We stood and I took stock of the audience around me as they were making their way out of the theater. Many were laughing, poking fun at what had just seen, but like myself and my friends, there were far more than a few who sat there seemingly trying to comprehend what they had seen and why that overwhelming feeling of dread seemed so tangible.
As we made our way to the car, finally finding our voices, I look around me at the city lights and the hundreds of cars flying by on the freeway when a thought occurred to me.
A lot of those people who laughed off the film did not have to travel the 60 miles back to a rural part of East Texas in the dark. Hell, a lot of them had never set foot in the woods, much less spent time camping. They’d never had their imaginations fill them with dread when they woke from a dead sleep hearing something brush the canvas of their tents.
I related this to my friends who nodded in agreement and we made what was probably the quietest journey home from the city that we’d ever driven together before.
Now, certainly, not every fan of the film had similar backgrounds to us, and more than a fair few had grown up in the city. Likewise, surely some of the haters had spent time in the woods.
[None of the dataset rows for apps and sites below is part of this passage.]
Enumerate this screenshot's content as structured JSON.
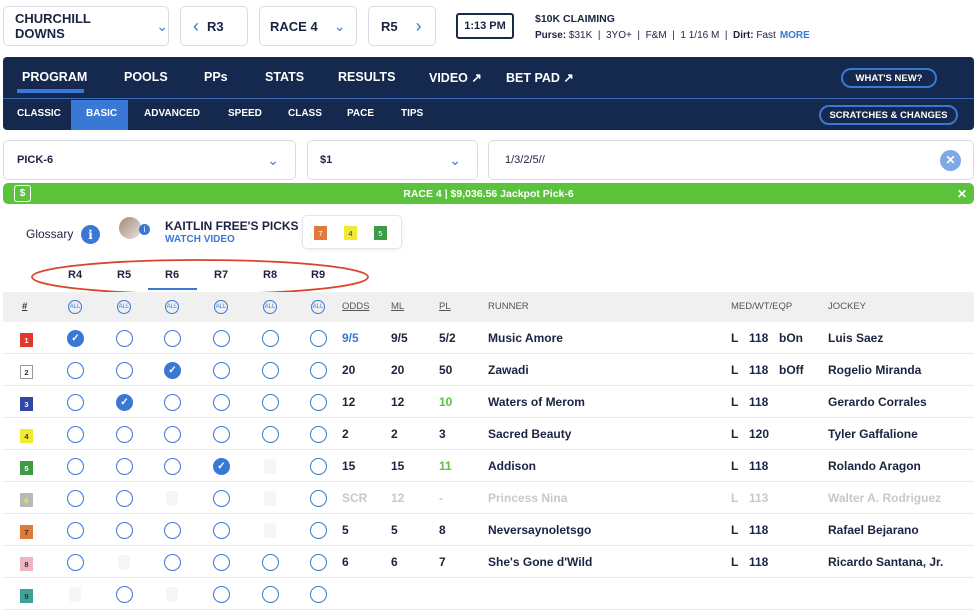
{
  "top": {
    "track": "CHURCHILL DOWNS",
    "prev": "R3",
    "race": "RACE 4",
    "next": "R5",
    "post_time": "1:13 PM",
    "race_title": "$10K CLAIMING",
    "purse_label": "Purse:",
    "purse": "$31K",
    "age": "3YO+",
    "sex": "F&M",
    "distance": "1 1/16 M",
    "surface_label": "Dirt:",
    "surface": "Fast",
    "more": "MORE"
  },
  "nav": {
    "tabs": [
      "PROGRAM",
      "POOLS",
      "PPs",
      "STATS",
      "RESULTS",
      "VIDEO ↗",
      "BET PAD ↗"
    ],
    "active": "PROGRAM",
    "whats_new": "WHAT'S NEW?",
    "subtabs": [
      "CLASSIC",
      "BASIC",
      "ADVANCED",
      "SPEED",
      "CLASS",
      "PACE",
      "TIPS"
    ],
    "active_sub": "BASIC",
    "scratches": "SCRATCHES & CHANGES"
  },
  "bet": {
    "type": "PICK-6",
    "amount": "$1",
    "selection": "1/3/2/5//"
  },
  "banner": "RACE 4 | $9,036.56 Jackpot Pick-6",
  "glossary": "Glossary",
  "picks": {
    "title": "KAITLIN FREE'S PICKS",
    "watch": "WATCH VIDEO",
    "numbers": [
      {
        "n": "7",
        "color": "#e07a3a"
      },
      {
        "n": "4",
        "color": "#f2e935"
      },
      {
        "n": "5",
        "color": "#3d9a45"
      }
    ]
  },
  "race_tabs": [
    "R4",
    "R5",
    "R6",
    "R7",
    "R8",
    "R9"
  ],
  "active_race_tab": "R6",
  "table": {
    "headers": {
      "num": "#",
      "all": "ALL",
      "odds": "ODDS",
      "ml": "ML",
      "pl": "PL",
      "runner": "RUNNER",
      "med": "MED/WT/EQP",
      "jockey": "JOCKEY"
    },
    "rows": [
      {
        "num": "1",
        "color": "#e4362a",
        "text": "#fff",
        "picks": [
          "check",
          "open",
          "open",
          "open",
          "open",
          "open"
        ],
        "odds": "9/5",
        "odds_blue": true,
        "ml": "9/5",
        "pl": "5/2",
        "runner": "Music Amore",
        "med": "L",
        "wt": "118",
        "eqp": "bOn",
        "jockey": "Luis Saez"
      },
      {
        "num": "2",
        "color": "#ffffff",
        "text": "#333",
        "picks": [
          "open",
          "open",
          "check",
          "open",
          "open",
          "open"
        ],
        "odds": "20",
        "ml": "20",
        "pl": "50",
        "runner": "Zawadi",
        "med": "L",
        "wt": "118",
        "eqp": "bOff",
        "jockey": "Rogelio Miranda"
      },
      {
        "num": "3",
        "color": "#2d48a8",
        "text": "#fff",
        "picks": [
          "open",
          "check",
          "open",
          "open",
          "open",
          "open"
        ],
        "odds": "12",
        "ml": "12",
        "pl": "10",
        "pl_green": true,
        "runner": "Waters of Merom",
        "med": "L",
        "wt": "118",
        "eqp": "",
        "jockey": "Gerardo Corrales"
      },
      {
        "num": "4",
        "color": "#f2e935",
        "text": "#333",
        "picks": [
          "open",
          "open",
          "open",
          "open",
          "open",
          "open"
        ],
        "odds": "2",
        "ml": "2",
        "pl": "3",
        "runner": "Sacred Beauty",
        "med": "L",
        "wt": "120",
        "eqp": "",
        "jockey": "Tyler Gaffalione"
      },
      {
        "num": "5",
        "color": "#3d9a45",
        "text": "#fff",
        "picks": [
          "open",
          "open",
          "open",
          "check",
          "none",
          "open"
        ],
        "odds": "15",
        "ml": "15",
        "pl": "11",
        "pl_green": true,
        "runner": "Addison",
        "med": "L",
        "wt": "118",
        "eqp": "",
        "jockey": "Rolando Aragon"
      },
      {
        "num": "6",
        "color": "#b8b8b8",
        "text": "#f2e935",
        "picks": [
          "open",
          "open",
          "none",
          "open",
          "none",
          "open"
        ],
        "odds": "SCR",
        "ml": "12",
        "pl": "-",
        "runner": "Princess Nina",
        "med": "L",
        "wt": "113",
        "eqp": "",
        "jockey": "Walter A. Rodriguez",
        "scratched": true
      },
      {
        "num": "7",
        "color": "#e07a3a",
        "text": "#333",
        "picks": [
          "open",
          "open",
          "open",
          "open",
          "none",
          "open"
        ],
        "odds": "5",
        "ml": "5",
        "pl": "8",
        "runner": "Neversaynoletsgo",
        "med": "L",
        "wt": "118",
        "eqp": "",
        "jockey": "Rafael Bejarano"
      },
      {
        "num": "8",
        "color": "#f0b5c4",
        "text": "#333",
        "picks": [
          "open",
          "none",
          "open",
          "open",
          "open",
          "open"
        ],
        "odds": "6",
        "ml": "6",
        "pl": "7",
        "runner": "She's Gone d'Wild",
        "med": "L",
        "wt": "118",
        "eqp": "",
        "jockey": "Ricardo Santana, Jr."
      },
      {
        "num": "9",
        "color": "#3aa39a",
        "text": "#333",
        "picks": [
          "none",
          "open",
          "none",
          "open",
          "open",
          "open"
        ],
        "odds": "",
        "ml": "",
        "pl": "",
        "runner": "",
        "med": "",
        "wt": "",
        "eqp": "",
        "jockey": ""
      }
    ]
  },
  "colors": {
    "navy": "#15284d",
    "accent": "#3a78d6",
    "green": "#5ac23b",
    "annotation": "#d9452b"
  }
}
Still, in that moment, my thoughts made perfect sense.
Regardless, the film soon became a part of pop culture history, reigniting what had been the dwindling flame of “found footage” horror, and spawning more than a few copycats. It’s imagery is indelibly burned into our minds.
Before long, the parodies began, and everyone from Scary Movie to “Charmed” referenced the film in one way or another.
Dan Myrick and Eduardo Sanchez have continued to write and direct in years since The Blair Witch Project. Sanchez has directed numerous television episodes for series like “From Dusk ’til Dawn: The Series” and Myrick is helming the highly anticipated alien abduction film, Skyman, due out later this year.
To this day, however, The Blair Witch Project is the first title that comes to mind when either filmmaker is mentioned, and if you want to start a great debate among horror fans, bring the film up after everyone’s had a drink or two. You’ll soon find the room divided with no one left to moderate.
As for me, I still get a little thrill when I dust off the old DVD and settle in for a dark hike through the woods with Heather, Josh, and Mike.